Bart Starr has another stem cell treatment
SAN DIEGO - Wearing a sporty black Green Bay Packers polo shirt, Bart Starr got off of a private jet here last week and walked into the California sunshine.
This was quite a feat. Starr, 82, had suffered two strokes and a heart attack in 2014, followed by a bronchial infection that nearly killed him in 2015 and then a broken hip that put him back in a wheelchair in December.
Just a few weeks ago, the legendary former Packers quarterback even underwent surgery to remove stones from his bladder.
Yet here he was again, on his feet and smiling after flying in for another round of experimental stem cell treatments 20 miles south of here, in Tijuana, Mexico.
“Three times,” Starr interjected when asked by USA TODAY Sports about his visits here since June 2015.
“We’re really looking for big things to happen with this visit because this is probably the healthiest Bart’s been in two years,” said Cherry Starr, Bart’s wife.
Cherry Starr believes her husband has bounced back from his health setbacks with help from these treatments, the same kind of treatments received by two other famous stroke victims: hockey great Gordie Howe and former NFL MVP quarterback John Brodie.
The treatments involve a combination of stem cells derived from donated bone marrow and fetal brain tissue. They are manufactured by a company in San Diego, Stemedica, but they are not approved for use in the USA.
To gain such approval, they first would have to pass years of expensive tests on their safety and effectiveness.
But Brodie, 81, Starr and Howe, who died in June, didn’t believe they had time to wait. They also believed they had little to lose by going to Mexico, where the company has said it’s more cost-effective to have its products tested than in the USA. Stemedica ships the cells to a sleek, modern clinic in an old, run-down part of Tijuana, not far from various dental clinics and a taco restaurant.
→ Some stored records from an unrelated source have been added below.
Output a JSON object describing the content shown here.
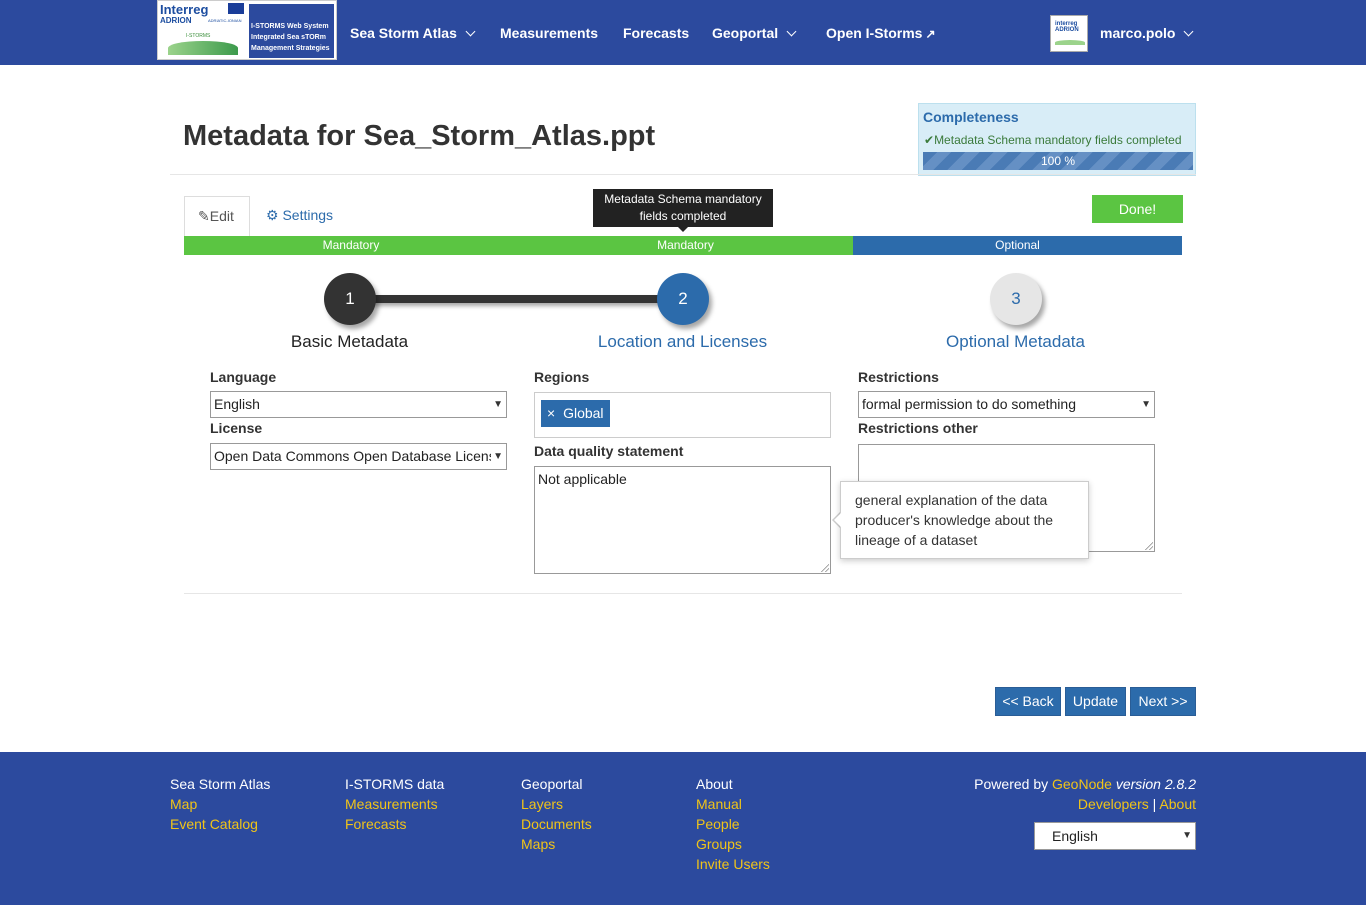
{
  "nav": {
    "logo": {
      "left_line1": "Interreg",
      "left_line2": "ADRION",
      "left_line3": "ADRIATIC-IONIAN",
      "left_line4": "I-STORMS",
      "right_line1": "I-STORMS Web System",
      "right_line2": "Integrated Sea sTORm",
      "right_line3": "Management Strategies"
    },
    "items": [
      {
        "label": "Sea Storm Atlas",
        "dropdown": true
      },
      {
        "label": "Measurements",
        "dropdown": false
      },
      {
        "label": "Forecasts",
        "dropdown": false
      },
      {
        "label": "Geoportal",
        "dropdown": true
      },
      {
        "label": "Open I-Storms",
        "dropdown": false,
        "external": true
      }
    ],
    "user": {
      "name": "marco.polo",
      "avatar_text": "interreg ADRION"
    }
  },
  "header": {
    "title": "Metadata for Sea_Storm_Atlas.ppt"
  },
  "completeness": {
    "title": "Completeness",
    "message": "Metadata Schema mandatory fields completed",
    "progress_label": "100 %",
    "progress": 1.0
  },
  "tabs": {
    "edit": "Edit",
    "settings": "Settings"
  },
  "done_button": "Done!",
  "tooltip": {
    "line1": "Metadata Schema mandatory",
    "line2": "fields completed"
  },
  "segments": [
    "Mandatory",
    "Mandatory",
    "Optional"
  ],
  "steps": [
    {
      "number": "1",
      "label": "Basic Metadata"
    },
    {
      "number": "2",
      "label": "Location and Licenses"
    },
    {
      "number": "3",
      "label": "Optional Metadata"
    }
  ],
  "form": {
    "language": {
      "label": "Language",
      "value": "English"
    },
    "license": {
      "label": "License",
      "value": "Open Data Commons Open Database License"
    },
    "regions": {
      "label": "Regions",
      "tag": "Global",
      "tag_remove": "×"
    },
    "data_quality": {
      "label": "Data quality statement",
      "value": "Not applicable"
    },
    "restrictions": {
      "label": "Restrictions",
      "value": "formal permission to do something"
    },
    "restrictions_other": {
      "label": "Restrictions other",
      "value": ""
    }
  },
  "popover": {
    "text": "general explanation of the data producer's knowledge about the lineage of a dataset"
  },
  "pager": {
    "back": "<< Back",
    "update": "Update",
    "next": "Next >>"
  },
  "footer": {
    "col1": {
      "head": "Sea Storm Atlas",
      "links": [
        "Map",
        "Event Catalog"
      ]
    },
    "col2": {
      "head": "I-STORMS data",
      "links": [
        "Measurements",
        "Forecasts"
      ]
    },
    "col3": {
      "head": "Geoportal",
      "links": [
        "Layers",
        "Documents",
        "Maps"
      ]
    },
    "col4": {
      "head": "About",
      "links": [
        "Manual",
        "People",
        "Groups",
        "Invite Users"
      ]
    },
    "powered_prefix": "Powered by",
    "powered_link": "GeoNode",
    "version": "version 2.8.2",
    "developers": "Developers",
    "separator": "|",
    "about": "About",
    "language": "English"
  },
  "colors": {
    "navbar": "#2c4a9e",
    "primary": "#2c6bab",
    "success": "#5bc542",
    "footer_link": "#f0c419"
  }
}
“When I first went down there, I didn’t really know what to expect,” Cherry Starr said Thursday after returning home to Alabama. “I thought,`Oh my gosh, what are we getting into?’ when we were driving through town. But it’s a lovely, lovely facility.”
Clinica Santa Clarita in Tijuana has had about 250 patients take part in its clinical trial over the past two years. Patients are often charged for these experimental treatments, which cost $30,000. Bart Starr also paid for his treatment, Cherry said.
His treatment involved an injection of fetal-derived neural cells into his spine last week, followed by an injection of bone marrow-derived mesenchymal cells into his arm the next day.
Afterward, Cherry Starr said “everything went absolutely great” but that it was too early to notice any possible effects. Bart Starr, a Pro Football Hall of Famer, can walk slowly and usually with help at his sides. His speech also is limited, but it’s still a big improvement from being wheelchair-bound and barely able to feed himself after his stroke two years ago.
“Stem cells, wow!” said Brodie, who greeted Starr here Tuesday and is a former rival of Starr’s as quarterback of the San Francisco 49ers.
American stem cell experts stress caution about such treatments, either in the USA or especially in other countries where safety and effectiveness standards might not be as strict. For example, it’s not known how much Starr, Brodie or Howe improved on their own through natural healing or physical therapy.
Larry Goldstein, a stem cell expert and professor at the University of California San Diego, said it takes at least five to 10 years to test whether such treatments really work. In the meantime, few stem cell treatments are approved for use in the USA, though many American clinics have been offering legally and scientifically questionable stem cell treatments derived from a patient’s own fat or bone marrow.
Stemedica’s stem cells are different than these because they are derived from donors and are replicated in a lab. They are considered unapproved biological drugs in the USA.
“There is definitely a wild west of clinics in the U.S. and outside the U.S. offering unproven treatments of stem cells,” Goldstein told USA TODAY Sports in June.
Stemedica is working toward approval by the U.S. Food and Drug Administration, including with a clinical trial in Toledo for traumatic brain injury patients. It involves bone marrow-derived cells and is part of the Gordie Howe Initiative, named after perhaps the most famous stem cell patient in America. Before his death at age 88, his family credited the Tijuana treatments with boosting the last year and a half of his life after his stroke.
On Aug. 29, a subsidiary of Stemedica announced that data from a separate, pre-clinical study showed that its bone marrow-derived stem cells improved heart function after heart attacks.
“We’ve always known that our stem cells exhibit unique qualities and characteristics, and we’re very proud of what people call the `anecdotal evidence’ coming from patient testimonials,” said Dave McGuigan, Stemedica’s vice president for marketing and business development. “But now that we can give the academic and scientific community statistical evidence to go alongside the anecdotal meaningful evidence, that can only help add to the Stemedica story.”